## WORK TO BE COMPLETED
Going through the data below, copy out each line where the word "scroll" shows up.

[EXTRACTED DATA Boundary: Start]

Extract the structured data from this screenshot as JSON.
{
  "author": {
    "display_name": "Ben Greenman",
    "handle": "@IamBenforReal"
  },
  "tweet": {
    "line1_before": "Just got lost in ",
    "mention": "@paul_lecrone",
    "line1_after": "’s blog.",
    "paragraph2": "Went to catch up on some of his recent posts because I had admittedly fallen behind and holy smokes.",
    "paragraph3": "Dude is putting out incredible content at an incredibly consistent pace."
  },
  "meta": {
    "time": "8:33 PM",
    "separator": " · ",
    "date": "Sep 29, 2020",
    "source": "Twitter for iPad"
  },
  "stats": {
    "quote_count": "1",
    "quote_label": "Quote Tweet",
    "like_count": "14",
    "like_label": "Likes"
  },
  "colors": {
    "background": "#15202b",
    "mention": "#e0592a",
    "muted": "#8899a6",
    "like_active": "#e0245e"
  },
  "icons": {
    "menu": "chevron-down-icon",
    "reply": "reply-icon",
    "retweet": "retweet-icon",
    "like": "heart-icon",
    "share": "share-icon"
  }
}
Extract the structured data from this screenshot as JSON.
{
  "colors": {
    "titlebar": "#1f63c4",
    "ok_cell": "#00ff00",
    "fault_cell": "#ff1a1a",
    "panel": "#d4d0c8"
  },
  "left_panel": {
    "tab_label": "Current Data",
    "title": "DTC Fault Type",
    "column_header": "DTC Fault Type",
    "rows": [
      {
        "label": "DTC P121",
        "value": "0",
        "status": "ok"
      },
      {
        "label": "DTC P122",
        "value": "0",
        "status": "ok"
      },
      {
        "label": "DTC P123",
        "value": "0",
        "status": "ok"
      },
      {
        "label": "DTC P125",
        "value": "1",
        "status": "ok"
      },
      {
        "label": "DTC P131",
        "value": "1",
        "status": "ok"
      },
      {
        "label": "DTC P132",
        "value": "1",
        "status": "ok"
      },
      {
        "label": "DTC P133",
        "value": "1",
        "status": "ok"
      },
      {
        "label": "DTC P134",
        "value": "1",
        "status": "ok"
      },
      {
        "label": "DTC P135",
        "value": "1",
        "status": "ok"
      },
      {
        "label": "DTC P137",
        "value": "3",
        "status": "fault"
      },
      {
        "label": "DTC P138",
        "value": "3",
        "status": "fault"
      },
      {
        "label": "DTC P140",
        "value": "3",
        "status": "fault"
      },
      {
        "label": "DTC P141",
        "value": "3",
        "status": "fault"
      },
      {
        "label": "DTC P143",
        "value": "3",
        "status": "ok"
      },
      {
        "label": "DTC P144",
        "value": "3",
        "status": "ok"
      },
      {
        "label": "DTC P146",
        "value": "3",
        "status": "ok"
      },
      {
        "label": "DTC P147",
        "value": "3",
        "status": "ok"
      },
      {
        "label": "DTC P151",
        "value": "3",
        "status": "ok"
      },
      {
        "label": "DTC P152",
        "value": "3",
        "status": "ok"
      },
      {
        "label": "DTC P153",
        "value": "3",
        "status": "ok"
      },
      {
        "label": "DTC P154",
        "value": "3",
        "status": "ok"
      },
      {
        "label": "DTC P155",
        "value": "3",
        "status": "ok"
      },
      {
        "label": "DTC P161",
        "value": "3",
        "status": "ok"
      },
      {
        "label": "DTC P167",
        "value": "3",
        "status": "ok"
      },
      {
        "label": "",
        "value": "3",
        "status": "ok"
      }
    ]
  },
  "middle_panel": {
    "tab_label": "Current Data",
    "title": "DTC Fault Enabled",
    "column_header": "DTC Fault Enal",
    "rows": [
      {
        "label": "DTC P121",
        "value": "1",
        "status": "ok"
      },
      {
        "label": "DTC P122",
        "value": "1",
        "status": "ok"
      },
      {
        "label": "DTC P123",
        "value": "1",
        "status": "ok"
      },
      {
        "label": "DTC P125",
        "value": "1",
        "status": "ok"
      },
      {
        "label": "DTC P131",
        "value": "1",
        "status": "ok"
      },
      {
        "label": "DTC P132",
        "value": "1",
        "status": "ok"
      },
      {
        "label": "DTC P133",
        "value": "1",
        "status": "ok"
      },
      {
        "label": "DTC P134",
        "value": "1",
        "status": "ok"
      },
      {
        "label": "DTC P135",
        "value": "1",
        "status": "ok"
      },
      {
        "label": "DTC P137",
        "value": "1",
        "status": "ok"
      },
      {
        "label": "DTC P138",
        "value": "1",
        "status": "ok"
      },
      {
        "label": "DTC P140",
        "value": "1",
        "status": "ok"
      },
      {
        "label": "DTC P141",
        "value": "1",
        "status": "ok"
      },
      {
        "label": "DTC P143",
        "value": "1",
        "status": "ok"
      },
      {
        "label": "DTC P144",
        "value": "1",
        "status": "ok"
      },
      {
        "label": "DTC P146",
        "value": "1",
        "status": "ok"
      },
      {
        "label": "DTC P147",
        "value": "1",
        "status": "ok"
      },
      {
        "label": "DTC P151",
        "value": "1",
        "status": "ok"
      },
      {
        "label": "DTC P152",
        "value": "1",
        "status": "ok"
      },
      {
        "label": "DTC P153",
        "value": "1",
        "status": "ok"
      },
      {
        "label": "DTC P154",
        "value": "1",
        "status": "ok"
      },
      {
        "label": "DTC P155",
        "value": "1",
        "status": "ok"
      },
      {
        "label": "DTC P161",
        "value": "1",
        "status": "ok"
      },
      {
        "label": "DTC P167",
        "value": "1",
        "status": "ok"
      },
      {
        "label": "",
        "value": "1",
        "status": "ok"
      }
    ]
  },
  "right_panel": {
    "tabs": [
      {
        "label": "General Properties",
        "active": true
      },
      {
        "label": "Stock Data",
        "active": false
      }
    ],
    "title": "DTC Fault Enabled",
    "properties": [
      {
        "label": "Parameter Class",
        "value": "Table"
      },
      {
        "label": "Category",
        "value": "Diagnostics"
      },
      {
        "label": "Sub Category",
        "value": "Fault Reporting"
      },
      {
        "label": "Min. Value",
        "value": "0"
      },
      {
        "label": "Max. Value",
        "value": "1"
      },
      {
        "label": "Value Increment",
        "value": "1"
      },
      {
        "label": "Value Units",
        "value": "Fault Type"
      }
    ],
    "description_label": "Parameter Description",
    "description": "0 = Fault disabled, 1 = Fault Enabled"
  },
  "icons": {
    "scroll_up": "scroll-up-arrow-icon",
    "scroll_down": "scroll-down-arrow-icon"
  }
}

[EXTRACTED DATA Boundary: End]

## ANSWER
    "scroll_up": "scroll-up-arrow-icon",
    "scroll_down": "scroll-down-arrow-icon"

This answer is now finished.